BEGIN
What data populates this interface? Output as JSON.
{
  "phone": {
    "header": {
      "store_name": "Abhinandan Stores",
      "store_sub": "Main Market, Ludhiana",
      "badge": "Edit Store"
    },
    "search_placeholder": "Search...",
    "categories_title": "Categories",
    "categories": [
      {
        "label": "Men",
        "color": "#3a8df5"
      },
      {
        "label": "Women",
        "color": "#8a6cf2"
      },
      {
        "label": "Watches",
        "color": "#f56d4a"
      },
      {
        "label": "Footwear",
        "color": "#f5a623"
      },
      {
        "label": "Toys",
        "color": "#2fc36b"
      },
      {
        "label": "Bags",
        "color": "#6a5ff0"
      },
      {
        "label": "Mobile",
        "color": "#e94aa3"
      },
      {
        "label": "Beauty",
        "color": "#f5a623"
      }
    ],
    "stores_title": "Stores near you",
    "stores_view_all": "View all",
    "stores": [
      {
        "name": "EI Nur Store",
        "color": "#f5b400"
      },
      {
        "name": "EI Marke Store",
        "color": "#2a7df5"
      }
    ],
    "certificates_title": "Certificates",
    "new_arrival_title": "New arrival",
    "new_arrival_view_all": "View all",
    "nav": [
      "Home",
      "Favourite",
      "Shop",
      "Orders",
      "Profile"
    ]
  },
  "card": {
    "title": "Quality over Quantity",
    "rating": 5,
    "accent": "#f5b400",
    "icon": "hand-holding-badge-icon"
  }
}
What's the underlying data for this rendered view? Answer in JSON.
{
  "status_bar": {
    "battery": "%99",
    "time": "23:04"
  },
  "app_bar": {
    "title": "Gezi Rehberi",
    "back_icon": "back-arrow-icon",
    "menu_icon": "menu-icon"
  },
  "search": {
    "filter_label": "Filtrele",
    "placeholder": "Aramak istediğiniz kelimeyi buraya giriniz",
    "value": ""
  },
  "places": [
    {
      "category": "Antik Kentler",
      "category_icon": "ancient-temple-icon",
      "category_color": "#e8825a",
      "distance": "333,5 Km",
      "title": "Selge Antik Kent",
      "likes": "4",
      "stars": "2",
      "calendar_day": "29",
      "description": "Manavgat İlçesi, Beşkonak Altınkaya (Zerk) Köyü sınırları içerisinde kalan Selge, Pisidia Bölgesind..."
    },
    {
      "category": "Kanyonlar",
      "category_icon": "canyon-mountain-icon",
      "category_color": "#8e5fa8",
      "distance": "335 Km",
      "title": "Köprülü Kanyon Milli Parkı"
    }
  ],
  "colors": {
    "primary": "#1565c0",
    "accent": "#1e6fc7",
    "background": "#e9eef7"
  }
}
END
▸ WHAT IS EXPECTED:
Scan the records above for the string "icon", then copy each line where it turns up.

▸ REPLY TO THE TASK:
    "icon": "hand-holding-badge-icon"
    "back_icon": "back-arrow-icon",
    "menu_icon": "menu-icon"
      "category_icon": "ancient-temple-icon",
      "category_icon": "canyon-mountain-icon",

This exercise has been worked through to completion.